FOXES

Common Concerns & Safety Issues

~ Droppings that render areas unusable
~ Aggressive towards homeowner, guests, employees
~ Excessive grazing & damage to landscape
WE'RE DEDICATED TO SOLVING CONFLICTS BETWEEN CANADA GEESE AND THE SAFETY AND INTERESTS OF PEOPLE.
CONTACT US

Customers & Locations

Parks
Athletic Fields
Golf Courses
Lake Front Properties
Private Communities
Industrial Sites
Business Parks
Townships
County Governments
Boroughs
Schools
Municipalities

Professional Solutions

  • Program design
  • Population control
  • Hazing techniques for flock dispersal and reduction.
  • Consistency withU.S. Fish and Wildlife Service permitted guidelines

Understanding the
FOX

Grouping Carnivore / Furbearer
Nicknames Black Fox, Cross Fox, Silver Fox, Bushytail, @#$%^&*!
Best Known For Vibrant red coat, thick bushy tail with white tip, white or black ?œstockings.? Pouncing on field mice.
Life Span 3 to 5 years.
Mating Season January and February.
Reproductive Details After a 51 day gestation period 4 to 10 pups are born with 6 pups the average. One litter raised by the breeding pair per year. Do not mate for life.
Dispersal September to January. First year fox leave to establish their own territories.
Habitat Open meadows, small woodlots, edge areas such as fence rows, neighborhood boundaries. Life is good in the suburbs!
Activity Cycle Typically nocturnal, but during ?œpup rearing season? both parents work 24/7 in order to provide enough food to feed hungry pups with ?œhollow legs.? Fox activity during the day is not necessarily a cause for concern through the summer when raising young.
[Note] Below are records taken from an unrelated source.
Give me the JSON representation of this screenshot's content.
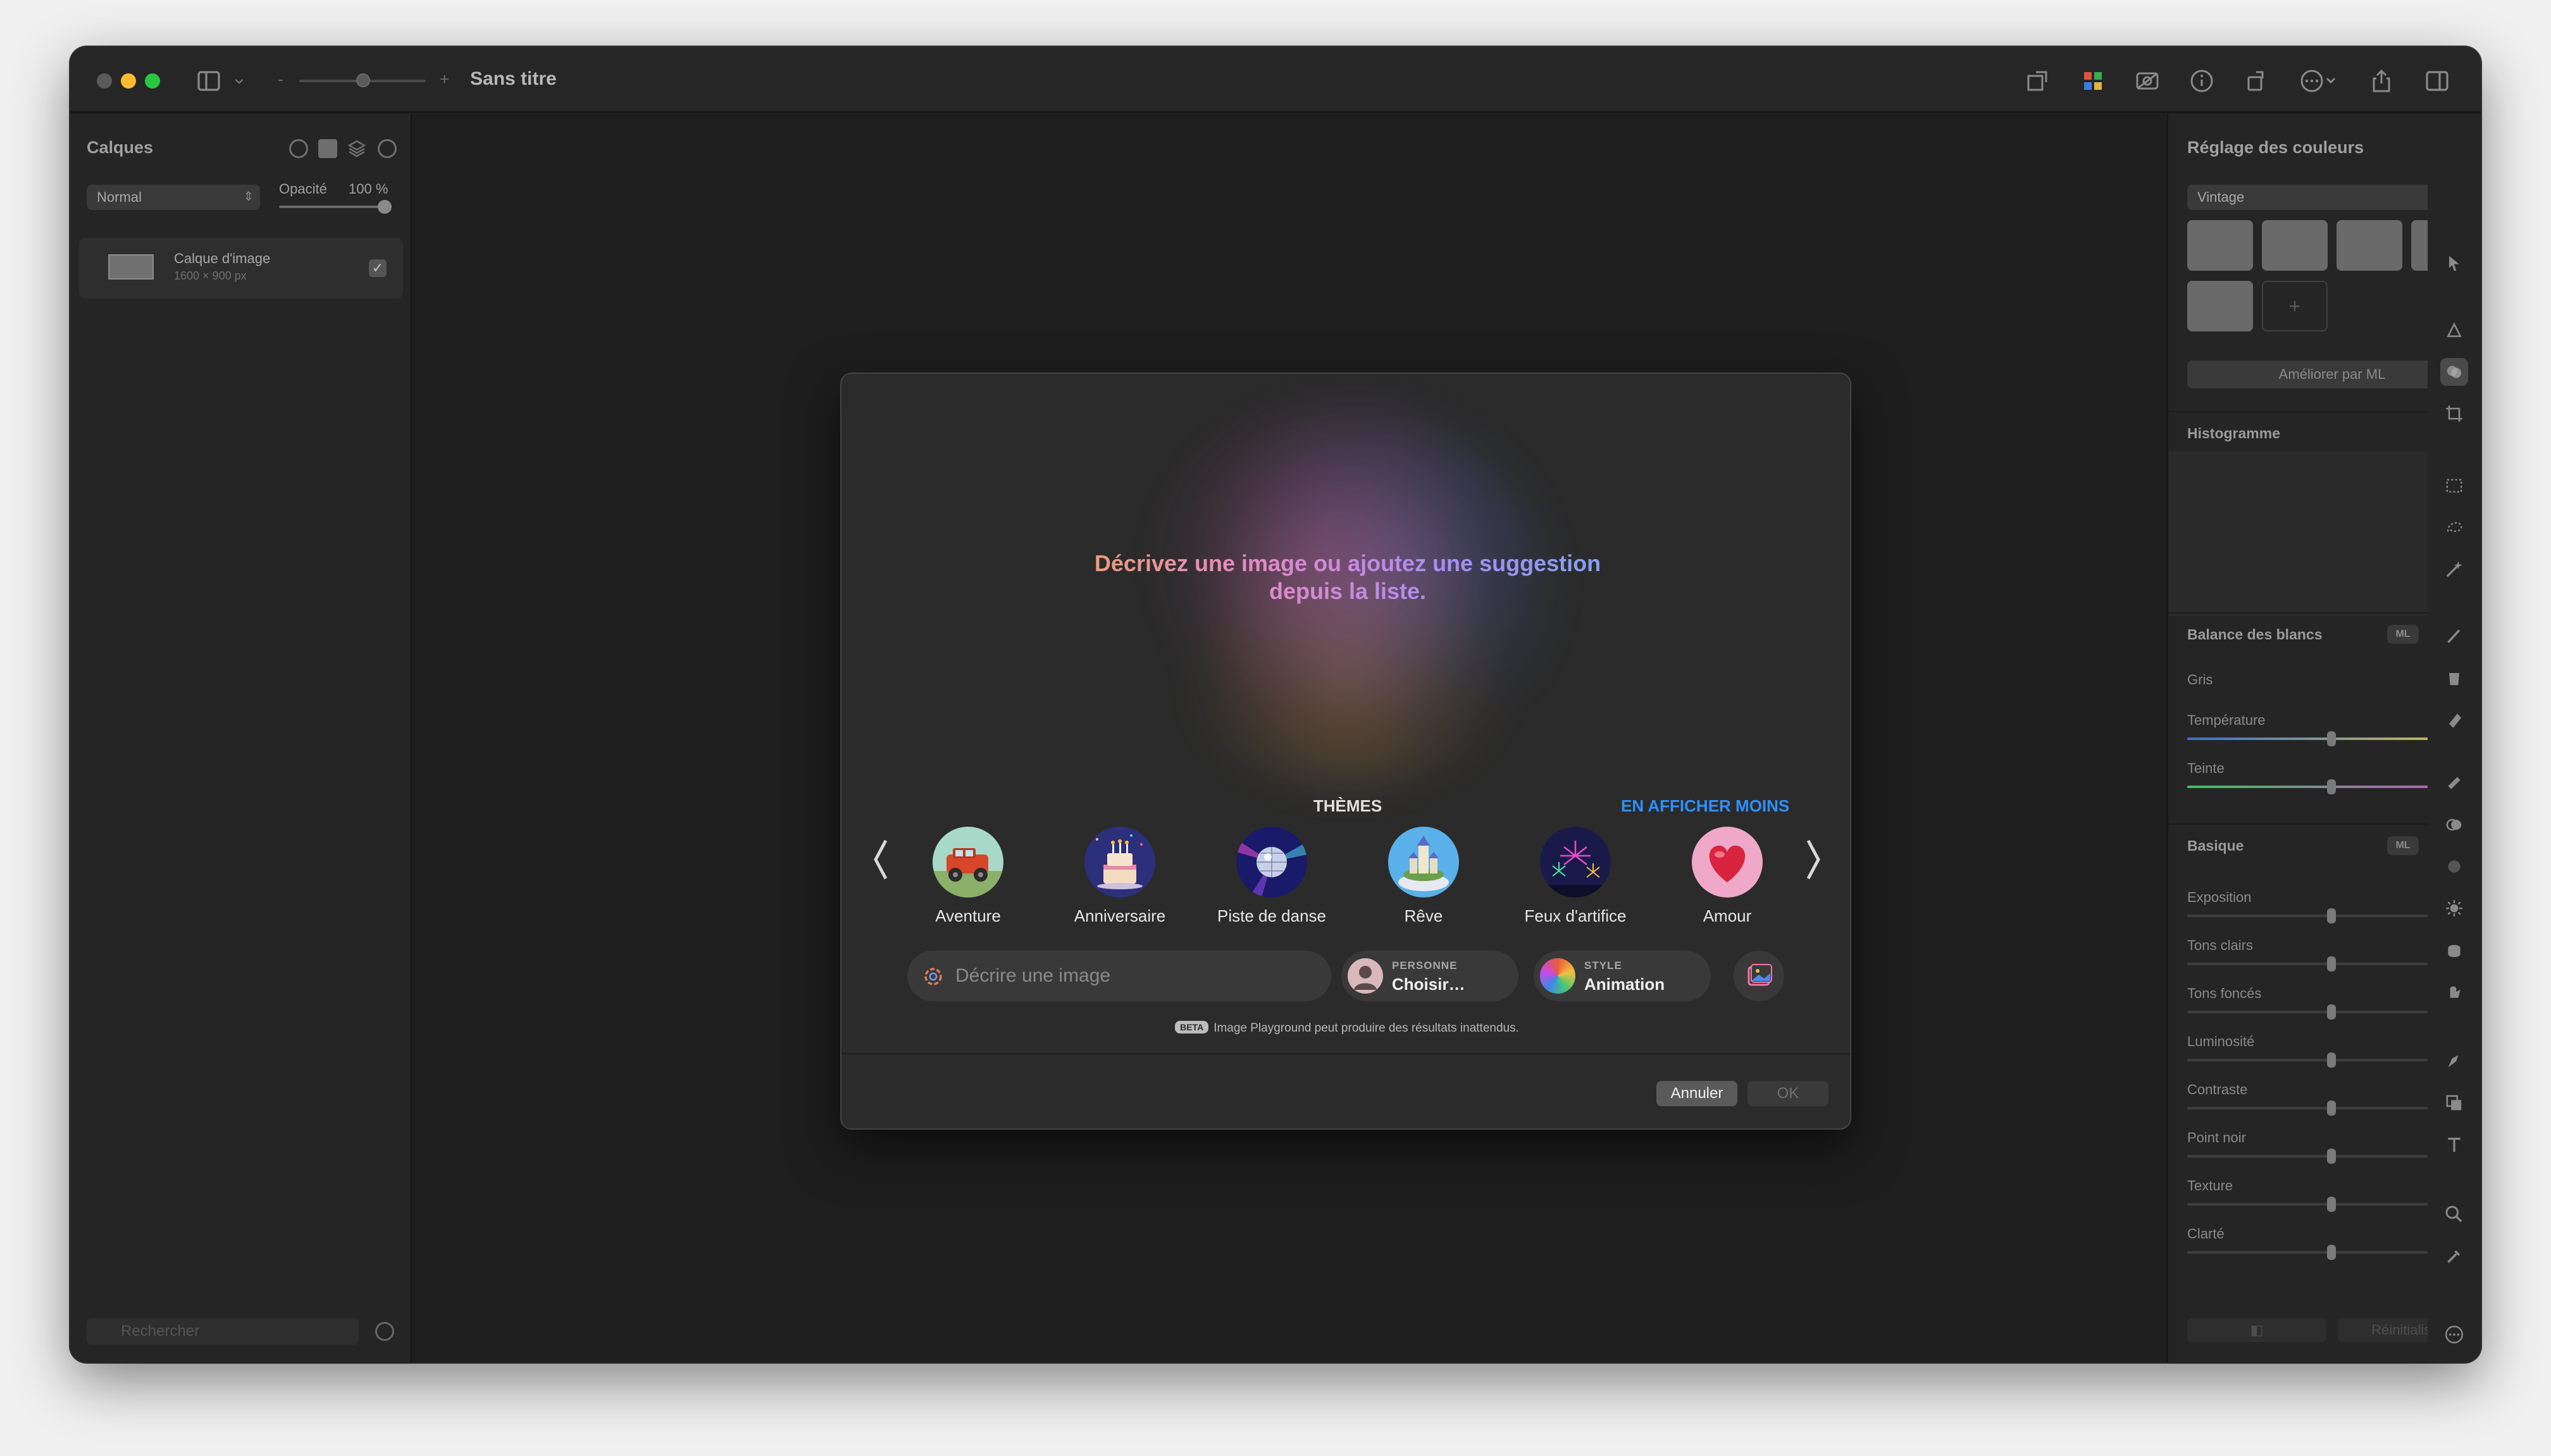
{
  "window": {
    "title": "Sans titre"
  },
  "layers_panel": {
    "title": "Calques",
    "blend_mode": "Normal",
    "opacity_label": "Opacité",
    "opacity_value": "100 %",
    "layer": {
      "name": "Calque d'image",
      "size": "1600 × 900 px"
    },
    "search_placeholder": "Rechercher"
  },
  "dialog": {
    "prompt": "Décrivez une image ou ajoutez une suggestion depuis la liste.",
    "themes_title": "THÈMES",
    "show_less": "EN AFFICHER MOINS",
    "themes": [
      {
        "label": "Aventure",
        "icon": "adventure-car-icon"
      },
      {
        "label": "Anniversaire",
        "icon": "birthday-cake-icon"
      },
      {
        "label": "Piste de danse",
        "icon": "disco-ball-icon"
      },
      {
        "label": "Rêve",
        "icon": "dream-castle-icon"
      },
      {
        "label": "Feux d'artifice",
        "icon": "fireworks-icon"
      },
      {
        "label": "Amour",
        "icon": "heart-icon"
      }
    ],
    "input_placeholder": "Décrire une image",
    "person": {
      "label": "PERSONNE",
      "value": "Choisir…"
    },
    "style": {
      "label": "STYLE",
      "value": "Animation"
    },
    "beta_badge": "BETA",
    "beta_note": "Image Playground peut produire des résultats inattendus.",
    "cancel": "Annuler",
    "ok": "OK"
  },
  "color_panel": {
    "title": "Réglage des couleurs",
    "preset": "Vintage",
    "ml_button": "Améliorer par ML",
    "histogram": "Histogramme",
    "white_balance": {
      "title": "Balance des blancs",
      "ml": "ML",
      "gray_label": "Gris",
      "temperature": {
        "label": "Température",
        "value": "0 %"
      },
      "tint": {
        "label": "Teinte",
        "value": "0 %"
      }
    },
    "basic": {
      "title": "Basique",
      "ml": "ML",
      "items": [
        {
          "label": "Exposition",
          "value": "0 %"
        },
        {
          "label": "Tons clairs",
          "value": "0 %"
        },
        {
          "label": "Tons foncés",
          "value": "0 %"
        },
        {
          "label": "Luminosité",
          "value": "0 %"
        },
        {
          "label": "Contraste",
          "value": "0 %"
        },
        {
          "label": "Point noir",
          "value": "0 %"
        },
        {
          "label": "Texture",
          "value": "0 %"
        },
        {
          "label": "Clarté",
          "value": "0 %"
        }
      ]
    },
    "bottom_left": "◧",
    "bottom_right": "Réinitialiser"
  },
  "colors": {
    "accent": "#2e90ff",
    "traffic_yellow": "#febc2e",
    "traffic_green": "#28c840"
  }
}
Foxes that appear healthy and react ?œnormally? (i.e. run when chased or yelled at) should not be regarded as a threat.
Food Opportunists. Dinner plate consists of mice, rats, rabbits, woodchucks, opossums, domestic cats (yes, your cat is on the menu), chickens, insects, squirrels, game birds, songbirds, bird eggs, fruits and grasses. Will also scavenge on road-killed animals and winterkills. Uneaten food may be stored by burying it in loose earth. Frequent visitors to wild game and free range farm operations.
Damage Signs Missing chickens, ducks and pheasants. Fences dug under. They love to dig in golf course sand traps (bunkers).
Treatment Problem fox are most effectively captured with foothold traps and snare cables. Box or cage traps are often ineffective on adults.
Risk and Disease Pose little risk but can make us feel uncomfortable. Because they are opportunists small pets can be at risk. A fox with rabies can transmit the disease to humans, pets, livestock and other animals. Foxes that appear disconnected, unaware, aggressive, unresponsive and threatening should be regarded with extreme caution and professional help sought. Foxes with mange (skin burrowing mite) begin losing their hair, scratch furiously and scab over resulting in a long slow death. It is transmittable to other fox and domestic dogs. Foxes in a weakened state, due to disease or injuries, may not respond to human stimuli, will tolerate a greater level of human activity, and will seek out the easiest possible meals, including unattended cat and dog dishes. These same foxes will readily take shelter in barns, sheds, and under porches.
Dens Den sites include abandoned groundhog holes, in rock piles, under concrete slabs, decks and sheds. Den sites are often littered with bones, animal parts, and fecal matter and are heavily tracked. Mouth of den is the size of a basketball.

Integrated Wildlife Management is our comprehensive and effective one-stop solution. This approach brings together the six necessary elements to successfully resolve wildlife / human conflicts and when possible, safely relocate wildlife to a more suitable habitat.